Aim of the task
Word for word, copy all of the entries.

Data records
========

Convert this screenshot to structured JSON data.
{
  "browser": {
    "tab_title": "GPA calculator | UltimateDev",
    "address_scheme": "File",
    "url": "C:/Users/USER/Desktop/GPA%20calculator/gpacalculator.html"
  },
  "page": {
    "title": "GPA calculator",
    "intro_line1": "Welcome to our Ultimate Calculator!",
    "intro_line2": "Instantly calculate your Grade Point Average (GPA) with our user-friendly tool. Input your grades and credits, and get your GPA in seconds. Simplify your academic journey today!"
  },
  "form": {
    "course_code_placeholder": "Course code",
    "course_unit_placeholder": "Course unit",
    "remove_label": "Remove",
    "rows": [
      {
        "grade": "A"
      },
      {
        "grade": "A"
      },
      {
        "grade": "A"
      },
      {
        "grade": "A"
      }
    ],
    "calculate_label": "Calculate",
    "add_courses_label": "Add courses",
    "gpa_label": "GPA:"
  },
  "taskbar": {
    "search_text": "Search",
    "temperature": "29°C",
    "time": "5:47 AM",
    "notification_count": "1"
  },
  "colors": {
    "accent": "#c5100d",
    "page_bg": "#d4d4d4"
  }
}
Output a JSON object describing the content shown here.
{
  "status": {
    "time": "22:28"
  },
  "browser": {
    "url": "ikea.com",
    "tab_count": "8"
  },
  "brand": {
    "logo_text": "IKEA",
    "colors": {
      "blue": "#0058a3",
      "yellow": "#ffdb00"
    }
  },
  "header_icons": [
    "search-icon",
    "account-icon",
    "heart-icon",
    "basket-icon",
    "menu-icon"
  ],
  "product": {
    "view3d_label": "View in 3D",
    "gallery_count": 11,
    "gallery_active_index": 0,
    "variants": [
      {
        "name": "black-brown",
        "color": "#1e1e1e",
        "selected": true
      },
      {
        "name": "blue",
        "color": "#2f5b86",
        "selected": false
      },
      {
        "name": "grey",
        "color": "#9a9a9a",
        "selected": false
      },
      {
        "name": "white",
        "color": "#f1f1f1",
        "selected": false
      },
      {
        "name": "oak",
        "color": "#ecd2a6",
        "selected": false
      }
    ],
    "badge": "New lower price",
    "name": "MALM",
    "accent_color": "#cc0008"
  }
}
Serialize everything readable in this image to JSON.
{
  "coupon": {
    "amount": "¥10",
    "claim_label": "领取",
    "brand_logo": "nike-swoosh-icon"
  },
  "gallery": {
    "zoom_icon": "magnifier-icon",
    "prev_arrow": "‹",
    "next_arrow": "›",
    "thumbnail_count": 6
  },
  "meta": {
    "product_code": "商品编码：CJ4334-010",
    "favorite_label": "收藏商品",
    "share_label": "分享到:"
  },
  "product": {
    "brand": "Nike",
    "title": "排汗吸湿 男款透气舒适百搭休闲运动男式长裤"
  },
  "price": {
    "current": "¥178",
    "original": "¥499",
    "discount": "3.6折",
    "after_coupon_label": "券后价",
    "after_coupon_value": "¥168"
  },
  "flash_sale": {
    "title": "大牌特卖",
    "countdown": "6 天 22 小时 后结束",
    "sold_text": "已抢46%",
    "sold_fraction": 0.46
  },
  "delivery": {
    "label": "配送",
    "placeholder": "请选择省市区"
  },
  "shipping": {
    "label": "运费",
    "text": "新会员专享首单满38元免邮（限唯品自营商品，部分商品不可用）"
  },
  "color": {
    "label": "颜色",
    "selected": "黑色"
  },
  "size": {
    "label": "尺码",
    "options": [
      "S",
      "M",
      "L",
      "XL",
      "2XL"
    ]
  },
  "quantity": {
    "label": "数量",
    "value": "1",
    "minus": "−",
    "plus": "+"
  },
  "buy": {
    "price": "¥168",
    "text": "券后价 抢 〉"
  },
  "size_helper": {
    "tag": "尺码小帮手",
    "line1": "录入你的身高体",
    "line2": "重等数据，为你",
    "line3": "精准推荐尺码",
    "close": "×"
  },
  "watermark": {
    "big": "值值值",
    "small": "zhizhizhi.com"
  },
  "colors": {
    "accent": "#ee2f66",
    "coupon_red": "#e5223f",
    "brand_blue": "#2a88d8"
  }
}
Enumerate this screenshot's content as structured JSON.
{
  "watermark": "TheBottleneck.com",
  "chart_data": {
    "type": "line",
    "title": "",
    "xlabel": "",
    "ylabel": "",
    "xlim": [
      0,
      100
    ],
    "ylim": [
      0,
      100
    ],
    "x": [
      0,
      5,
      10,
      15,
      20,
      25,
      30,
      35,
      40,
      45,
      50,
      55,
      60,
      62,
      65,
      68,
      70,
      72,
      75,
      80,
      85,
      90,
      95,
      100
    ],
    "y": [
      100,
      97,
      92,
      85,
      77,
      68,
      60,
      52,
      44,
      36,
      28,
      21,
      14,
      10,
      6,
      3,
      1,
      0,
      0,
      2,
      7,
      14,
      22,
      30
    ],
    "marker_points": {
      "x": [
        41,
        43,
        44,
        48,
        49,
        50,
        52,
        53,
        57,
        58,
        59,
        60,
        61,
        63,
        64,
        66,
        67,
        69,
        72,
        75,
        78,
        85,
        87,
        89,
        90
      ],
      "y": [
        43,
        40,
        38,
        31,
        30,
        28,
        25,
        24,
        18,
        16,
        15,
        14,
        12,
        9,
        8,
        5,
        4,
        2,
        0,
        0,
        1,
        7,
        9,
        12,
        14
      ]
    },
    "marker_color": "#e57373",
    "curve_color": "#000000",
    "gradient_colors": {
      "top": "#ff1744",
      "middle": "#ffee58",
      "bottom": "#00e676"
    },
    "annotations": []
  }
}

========

Completed exercise
Convert this screenshot to structured JSON data.
{
  "browser": {
    "tab_title": "GPA calculator | UltimateDev",
    "address_scheme": "File",
    "url": "C:/Users/USER/Desktop/GPA%20calculator/gpacalculator.html"
  },
  "page": {
    "title": "GPA calculator",
    "intro_line1": "Welcome to our Ultimate Calculator!",
    "intro_line2": "Instantly calculate your Grade Point Average (GPA) with our user-friendly tool. Input your grades and credits, and get your GPA in seconds. Simplify your academic journey today!"
  },
  "form": {
    "course_code_placeholder": "Course code",
    "course_unit_placeholder": "Course unit",
    "remove_label": "Remove",
    "rows": [
      {
        "grade": "A"
      },
      {
        "grade": "A"
      },
      {
        "grade": "A"
      },
      {
        "grade": "A"
      }
    ],
    "calculate_label": "Calculate",
    "add_courses_label": "Add courses",
    "gpa_label": "GPA:"
  },
  "taskbar": {
    "search_text": "Search",
    "temperature": "29°C",
    "time": "5:47 AM",
    "notification_count": "1"
  },
  "colors": {
    "accent": "#c5100d",
    "page_bg": "#d4d4d4"
  }
}
Output a JSON object describing the content shown here.
{
  "status": {
    "time": "22:28"
  },
  "browser": {
    "url": "ikea.com",
    "tab_count": "8"
  },
  "brand": {
    "logo_text": "IKEA",
    "colors": {
      "blue": "#0058a3",
      "yellow": "#ffdb00"
    }
  },
  "header_icons": [
    "search-icon",
    "account-icon",
    "heart-icon",
    "basket-icon",
    "menu-icon"
  ],
  "product": {
    "view3d_label": "View in 3D",
    "gallery_count": 11,
    "gallery_active_index": 0,
    "variants": [
      {
        "name": "black-brown",
        "color": "#1e1e1e",
        "selected": true
      },
      {
        "name": "blue",
        "color": "#2f5b86",
        "selected": false
      },
      {
        "name": "grey",
        "color": "#9a9a9a",
        "selected": false
      },
      {
        "name": "white",
        "color": "#f1f1f1",
        "selected": false
      },
      {
        "name": "oak",
        "color": "#ecd2a6",
        "selected": false
      }
    ],
    "badge": "New lower price",
    "name": "MALM",
    "accent_color": "#cc0008"
  }
}
Serialize everything readable in this image to JSON.
{
  "coupon": {
    "amount": "¥10",
    "claim_label": "领取",
    "brand_logo": "nike-swoosh-icon"
  },
  "gallery": {
    "zoom_icon": "magnifier-icon",
    "prev_arrow": "‹",
    "next_arrow": "›",
    "thumbnail_count": 6
  },
  "meta": {
    "product_code": "商品编码：CJ4334-010",
    "favorite_label": "收藏商品",
    "share_label": "分享到:"
  },
  "product": {
    "brand": "Nike",
    "title": "排汗吸湿 男款透气舒适百搭休闲运动男式长裤"
  },
  "price": {
    "current": "¥178",
    "original": "¥499",
    "discount": "3.6折",
    "after_coupon_label": "券后价",
    "after_coupon_value": "¥168"
  },
  "flash_sale": {
    "title": "大牌特卖",
    "countdown": "6 天 22 小时 后结束",
    "sold_text": "已抢46%",
    "sold_fraction": 0.46
  },
  "delivery": {
    "label": "配送",
    "placeholder": "请选择省市区"
  },
  "shipping": {
    "label": "运费",
    "text": "新会员专享首单满38元免邮（限唯品自营商品，部分商品不可用）"
  },
  "color": {
    "label": "颜色",
    "selected": "黑色"
  },
  "size": {
    "label": "尺码",
    "options": [
      "S",
      "M",
      "L",
      "XL",
      "2XL"
    ]
  },
  "quantity": {
    "label": "数量",
    "value": "1",
    "minus": "−",
    "plus": "+"
  },
  "buy": {
    "price": "¥168",
    "text": "券后价 抢 〉"
  },
  "size_helper": {
    "tag": "尺码小帮手",
    "line1": "录入你的身高体",
    "line2": "重等数据，为你",
    "line3": "精准推荐尺码",
    "close": "×"
  },
  "watermark": {
    "big": "值值值",
    "small": "zhizhizhi.com"
  },
  "colors": {
    "accent": "#ee2f66",
    "coupon_red": "#e5223f",
    "brand_blue": "#2a88d8"
  }
}
Enumerate this screenshot's content as structured JSON.
{
  "watermark": "TheBottleneck.com",
  "chart_data": {
    "type": "line",
    "title": "",
    "xlabel": "",
    "ylabel": "",
    "xlim": [
      0,
      100
    ],
    "ylim": [
      0,
      100
    ],
    "x": [
      0,
      5,
      10,
      15,
      20,
      25,
      30,
      35,
      40,
      45,
      50,
      55,
      60,
      62,
      65,
      68,
      70,
      72,
      75,
      80,
      85,
      90,
      95,
      100
    ],
    "y": [
      100,
      97,
      92,
      85,
      77,
      68,
      60,
      52,
      44,
      36,
      28,
      21,
      14,
      10,
      6,
      3,
      1,
      0,
      0,
      2,
      7,
      14,
      22,
      30
    ],
    "marker_points": {
      "x": [
        41,
        43,
        44,
        48,
        49,
        50,
        52,
        53,
        57,
        58,
        59,
        60,
        61,
        63,
        64,
        66,
        67,
        69,
        72,
        75,
        78,
        85,
        87,
        89,
        90
      ],
      "y": [
        43,
        40,
        38,
        31,
        30,
        28,
        25,
        24,
        18,
        16,
        15,
        14,
        12,
        9,
        8,
        5,
        4,
        2,
        0,
        0,
        1,
        7,
        9,
        12,
        14
      ]
    },
    "marker_color": "#e57373",
    "curve_color": "#000000",
    "gradient_colors": {
      "top": "#ff1744",
      "middle": "#ffee58",
      "bottom": "#00e676"
    },
    "annotations": []
  }
}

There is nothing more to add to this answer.